Some of the common nut trees native to Virginia make excellent landscaping tools, providing you with compound leaves of interest, nuts and attention-grabbing bark. Although walnut trees grow in Virginia, easily the most common nut trees in the Old Dominion State are species of hickories. Some, such as the shellbark hickory, have appealing features but are uncommon throughout Virginia, while other hickories are much more widespread.
In fertile areas, the mockernut hickory (Carya alba) may attain 100 feet, but most grow to between 50 and 70 feet. Mockernut hickory is common in Virginia, growing where the ground drains reasonably well. Mockernut hickory has aromatic foliage of a compound nature, as do most hickories. The nut of this Virginia species is extremely dense, making access to the kernel it contains very difficult, giving the tree its name. Mockernut hickory trees are hard to find in commercial nurseries, according to the Lady Bird Johnson Wildflower Center. The tree is also hard to transplant, since when young a long taproot emerges. If mockernut hickories exist near where your new home is will be built, consider saving the tree for your landscape. The bark's deep furrows and dark gray color make it appealing.

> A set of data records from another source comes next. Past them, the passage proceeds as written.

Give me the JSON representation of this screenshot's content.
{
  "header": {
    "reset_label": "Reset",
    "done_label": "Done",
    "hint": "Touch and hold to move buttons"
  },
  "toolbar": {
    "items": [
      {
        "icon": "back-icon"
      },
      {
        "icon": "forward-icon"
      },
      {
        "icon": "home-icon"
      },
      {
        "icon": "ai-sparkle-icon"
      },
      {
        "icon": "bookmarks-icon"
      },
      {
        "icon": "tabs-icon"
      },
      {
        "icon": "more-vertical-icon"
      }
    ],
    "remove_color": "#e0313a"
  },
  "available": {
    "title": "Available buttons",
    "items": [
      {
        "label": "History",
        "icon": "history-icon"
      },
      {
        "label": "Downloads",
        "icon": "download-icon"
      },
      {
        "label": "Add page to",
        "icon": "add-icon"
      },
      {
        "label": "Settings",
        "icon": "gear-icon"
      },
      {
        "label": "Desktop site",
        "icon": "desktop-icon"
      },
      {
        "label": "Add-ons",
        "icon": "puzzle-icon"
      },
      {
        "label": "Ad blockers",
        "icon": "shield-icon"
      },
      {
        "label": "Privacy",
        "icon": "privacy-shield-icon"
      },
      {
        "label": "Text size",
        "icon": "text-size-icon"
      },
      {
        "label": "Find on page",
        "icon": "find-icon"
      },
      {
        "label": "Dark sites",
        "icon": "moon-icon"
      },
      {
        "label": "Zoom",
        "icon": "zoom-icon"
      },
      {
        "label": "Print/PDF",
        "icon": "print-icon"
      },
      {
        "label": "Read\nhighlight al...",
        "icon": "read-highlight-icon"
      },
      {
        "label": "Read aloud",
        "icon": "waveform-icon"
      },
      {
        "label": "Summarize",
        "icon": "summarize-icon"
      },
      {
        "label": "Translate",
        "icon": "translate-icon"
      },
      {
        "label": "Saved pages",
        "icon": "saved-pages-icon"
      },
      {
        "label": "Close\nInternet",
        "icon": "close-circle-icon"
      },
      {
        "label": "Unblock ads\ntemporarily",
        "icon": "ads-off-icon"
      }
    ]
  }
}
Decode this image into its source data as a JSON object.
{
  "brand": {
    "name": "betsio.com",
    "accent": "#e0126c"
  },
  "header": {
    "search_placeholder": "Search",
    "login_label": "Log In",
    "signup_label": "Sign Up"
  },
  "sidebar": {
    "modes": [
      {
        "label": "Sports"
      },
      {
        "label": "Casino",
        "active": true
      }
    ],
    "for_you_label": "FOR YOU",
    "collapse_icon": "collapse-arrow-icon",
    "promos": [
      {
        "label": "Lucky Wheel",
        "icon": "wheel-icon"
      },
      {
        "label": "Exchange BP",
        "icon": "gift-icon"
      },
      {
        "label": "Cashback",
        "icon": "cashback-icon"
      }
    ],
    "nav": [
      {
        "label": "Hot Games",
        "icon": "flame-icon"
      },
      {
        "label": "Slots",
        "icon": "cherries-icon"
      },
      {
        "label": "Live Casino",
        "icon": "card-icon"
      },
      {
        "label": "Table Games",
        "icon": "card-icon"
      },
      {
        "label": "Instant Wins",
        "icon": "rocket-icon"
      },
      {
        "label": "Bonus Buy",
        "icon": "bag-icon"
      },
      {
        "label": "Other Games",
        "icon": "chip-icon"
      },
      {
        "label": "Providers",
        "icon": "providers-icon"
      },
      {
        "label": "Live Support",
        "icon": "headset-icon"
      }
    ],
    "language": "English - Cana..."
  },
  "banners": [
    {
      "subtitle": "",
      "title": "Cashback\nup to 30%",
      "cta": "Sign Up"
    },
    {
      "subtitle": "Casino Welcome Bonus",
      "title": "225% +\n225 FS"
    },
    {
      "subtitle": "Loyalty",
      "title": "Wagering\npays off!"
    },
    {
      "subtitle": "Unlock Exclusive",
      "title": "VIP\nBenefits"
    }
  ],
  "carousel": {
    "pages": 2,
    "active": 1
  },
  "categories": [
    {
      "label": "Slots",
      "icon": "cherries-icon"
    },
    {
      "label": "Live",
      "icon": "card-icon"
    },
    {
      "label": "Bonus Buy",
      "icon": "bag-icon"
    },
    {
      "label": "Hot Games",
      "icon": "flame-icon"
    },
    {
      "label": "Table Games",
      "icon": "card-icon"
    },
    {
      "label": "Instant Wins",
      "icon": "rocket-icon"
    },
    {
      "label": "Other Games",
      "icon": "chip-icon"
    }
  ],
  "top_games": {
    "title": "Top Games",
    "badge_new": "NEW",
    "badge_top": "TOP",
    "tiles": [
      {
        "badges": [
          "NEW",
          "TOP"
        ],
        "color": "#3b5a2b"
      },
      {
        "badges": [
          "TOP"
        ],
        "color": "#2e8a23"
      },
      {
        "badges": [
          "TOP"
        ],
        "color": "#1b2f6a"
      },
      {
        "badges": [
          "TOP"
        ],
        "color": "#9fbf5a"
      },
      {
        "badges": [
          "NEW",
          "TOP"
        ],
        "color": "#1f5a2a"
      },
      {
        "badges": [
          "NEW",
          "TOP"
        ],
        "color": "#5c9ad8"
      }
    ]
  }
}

Bitternut hickory (Carya cordiformis) works as a shade tree or as an ornamental specimen tree in Virginia, where it is common. Bitternut hickory grows to 80 feet, has from five to nine leaflets comprising its compound leaves and the tree changes to yellow in autumn. Bitternut hickory grows in partly shady sites and in full sunshine. Damp areas are the best spot to plant this species. Bitternut hickory's nuts are too bitter for people to consume, but squirrels and other wildlife will do so. Bitternut hickory has an easily identifiable feature – its deep yellow winter leaf buds. Bitternut hickory has gray bark with shallow ridges when older. One benefit of this tree is that its decomposing leaves have high calcium content, making the soil richer as they rot beneath the tree.
In the wooded suburbs of its range, which includes all of Virginia, the pignut hickory (Carya glabra) is an "important shade tree," according to the National Forest Service. Pignut hickory is not usually an ornamental nut tree, because other trees have features that are more attractive. However, as a source of food for wildlife, the pignut hickory is vital and it is a tree worth saving on your land. In Virginia, species such as the black bear, red fox, chipmunk and wild turkey depend upon the nuts for food. Pignut hickory grows to 75 feet on average in areas featuring dry soil, although it will develop in moist uplands on occasion. Pignut hickory has compound leaves with five, sometimes seven, leaflets. The young trees have a smoother bark than mature specimens, with the older pignut hickories having ridged, scaly bark. Hogs dined greedily on these nuts in colonial times, which gave the tree its odd name, notes the Virginia Department of Forestry.